Frustrated, she tried again, but nothing she uttered made any sense to her. She’d take inventory later, when things were clearer in her mind. After all, it wasn’t like she needed to talk to get around. She could always rely on things more familiar to her: her sense of smell and hearing. Yet she realized that these things weren’t as they used to be either. Before, the plane’s drone she’d heard would have bothered her, would have had her howling. As it was now, she barely noticed it.
She had to struggle to pick up her own scent, and couldn’t hear the wolves she’d left behind. She sat up, bothered by how different things were, and raised her head to howl. But her howl became a human cry that filled the woods around her.
The changes taking place now were subtle, and afterward, she had an entirely new perspective on what she had become, as well as what she had been. Now, she understood why she’d stayed the wolf for so long, knew it was the easiest way. At least, until now.

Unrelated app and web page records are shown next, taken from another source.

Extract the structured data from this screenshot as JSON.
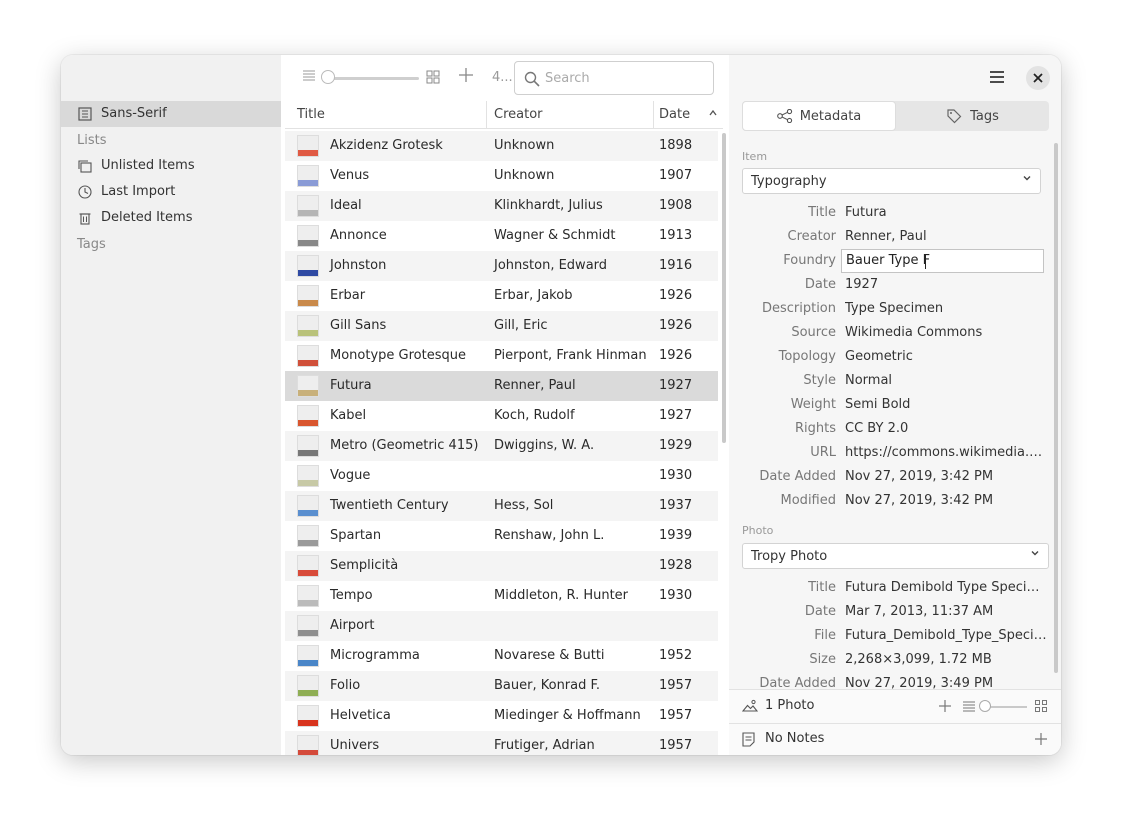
{
  "sidebar": {
    "project": "Sans-Serif",
    "lists_heading": "Lists",
    "items": [
      {
        "label": "Unlisted Items"
      },
      {
        "label": "Last Import"
      },
      {
        "label": "Deleted Items"
      }
    ],
    "tags_heading": "Tags"
  },
  "toolbar": {
    "count": "4...",
    "search_placeholder": "Search"
  },
  "table": {
    "headers": {
      "title": "Title",
      "creator": "Creator",
      "date": "Date"
    },
    "rows": [
      {
        "title": "Akzidenz Grotesk",
        "creator": "Unknown",
        "date": "1898",
        "color": "#e05a44"
      },
      {
        "title": "Venus",
        "creator": "Unknown",
        "date": "1907",
        "color": "#8a9bd6"
      },
      {
        "title": "Ideal",
        "creator": "Klinkhardt, Julius",
        "date": "1908",
        "color": "#b5b5b5"
      },
      {
        "title": "Annonce",
        "creator": "Wagner & Schmidt",
        "date": "1913",
        "color": "#888888"
      },
      {
        "title": "Johnston",
        "creator": "Johnston, Edward",
        "date": "1916",
        "color": "#2f4aa3"
      },
      {
        "title": "Erbar",
        "creator": "Erbar, Jakob",
        "date": "1926",
        "color": "#c98a4b"
      },
      {
        "title": "Gill Sans",
        "creator": "Gill, Eric",
        "date": "1926",
        "color": "#b9c27a"
      },
      {
        "title": "Monotype Grotesque",
        "creator": "Pierpont, Frank Hinman",
        "date": "1926",
        "color": "#d0503a"
      },
      {
        "title": "Futura",
        "creator": "Renner, Paul",
        "date": "1927",
        "color": "#c8b07a"
      },
      {
        "title": "Kabel",
        "creator": "Koch, Rudolf",
        "date": "1927",
        "color": "#d9562f"
      },
      {
        "title": "Metro (Geometric 415)",
        "creator": "Dwiggins, W. A.",
        "date": "1929",
        "color": "#777777"
      },
      {
        "title": "Vogue",
        "creator": "",
        "date": "1930",
        "color": "#c7c9a6"
      },
      {
        "title": "Twentieth Century",
        "creator": "Hess, Sol",
        "date": "1937",
        "color": "#5a8fcf"
      },
      {
        "title": "Spartan",
        "creator": "Renshaw, John L.",
        "date": "1939",
        "color": "#9a9a9a"
      },
      {
        "title": "Semplicità",
        "creator": "",
        "date": "1928",
        "color": "#d84b3a"
      },
      {
        "title": "Tempo",
        "creator": "Middleton, R. Hunter",
        "date": "1930",
        "color": "#bbbbbb"
      },
      {
        "title": "Airport",
        "creator": "",
        "date": "",
        "color": "#8f8f8f"
      },
      {
        "title": "Microgramma",
        "creator": "Novarese & Butti",
        "date": "1952",
        "color": "#4a86c8"
      },
      {
        "title": "Folio",
        "creator": "Bauer, Konrad F.",
        "date": "1957",
        "color": "#8fae54"
      },
      {
        "title": "Helvetica",
        "creator": "Miedinger & Hoffmann",
        "date": "1957",
        "color": "#d8341e"
      },
      {
        "title": "Univers",
        "creator": "Frutiger, Adrian",
        "date": "1957",
        "color": "#d44a3a"
      }
    ],
    "selected_index": 8
  },
  "panel": {
    "tabs": {
      "metadata": "Metadata",
      "tags": "Tags"
    },
    "item_label": "Item",
    "item_template": "Typography",
    "fields": [
      {
        "key": "Title",
        "value": "Futura"
      },
      {
        "key": "Creator",
        "value": "Renner, Paul"
      },
      {
        "key": "Foundry",
        "value": "Bauer Type F",
        "editing": true
      },
      {
        "key": "Date",
        "value": "1927"
      },
      {
        "key": "Description",
        "value": "Type Specimen"
      },
      {
        "key": "Source",
        "value": "Wikimedia Commons"
      },
      {
        "key": "Topology",
        "value": "Geometric"
      },
      {
        "key": "Style",
        "value": "Normal"
      },
      {
        "key": "Weight",
        "value": "Semi Bold"
      },
      {
        "key": "Rights",
        "value": "CC BY 2.0"
      },
      {
        "key": "URL",
        "value": "https://commons.wikimedia.org..."
      },
      {
        "key": "Date Added",
        "value": "Nov 27, 2019, 3:42 PM"
      },
      {
        "key": "Modified",
        "value": "Nov 27, 2019, 3:42 PM"
      }
    ],
    "photo_label": "Photo",
    "photo_template": "Tropy Photo",
    "photo_fields": [
      {
        "key": "Title",
        "value": "Futura Demibold Type Specimen"
      },
      {
        "key": "Date",
        "value": "Mar 7, 2013, 11:37 AM"
      },
      {
        "key": "File",
        "value": "Futura_Demibold_Type_Specim..."
      },
      {
        "key": "Size",
        "value": "2,268×3,099, 1.72 MB"
      },
      {
        "key": "Date Added",
        "value": "Nov 27, 2019, 3:49 PM"
      }
    ],
    "photos_count": "1 Photo",
    "notes": "No Notes"
  }
}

Having the curse was bad enough, especially when she didn't ask for it or want it to begin with. But as long as she didn't curse another, there was the possibility it could be lifted. She knew this because of what Joachim told her. Joachim had taught her much, but Joachim was no more. He had killed another, and his fate was set. She would never forget the tortured look on his face the day he met his demise.
She wouldn’t die like that. She would not die like Joachim. She didn’t want to live forever,knowing she would never see Heaven. Yet, this was her dilemma. While cursed, she couldn’t acknowledge the one thing she knew could ensure her eternal salvation. Having the curse meant that she couldn’t entertain such thoughts. Doing so might kill her, or at the very least, cause great pain. Joachim had warned her of that. Still, she had tried many times, and was making progress. And then, when the voice came, she knew it was; time to act on her long-held wish.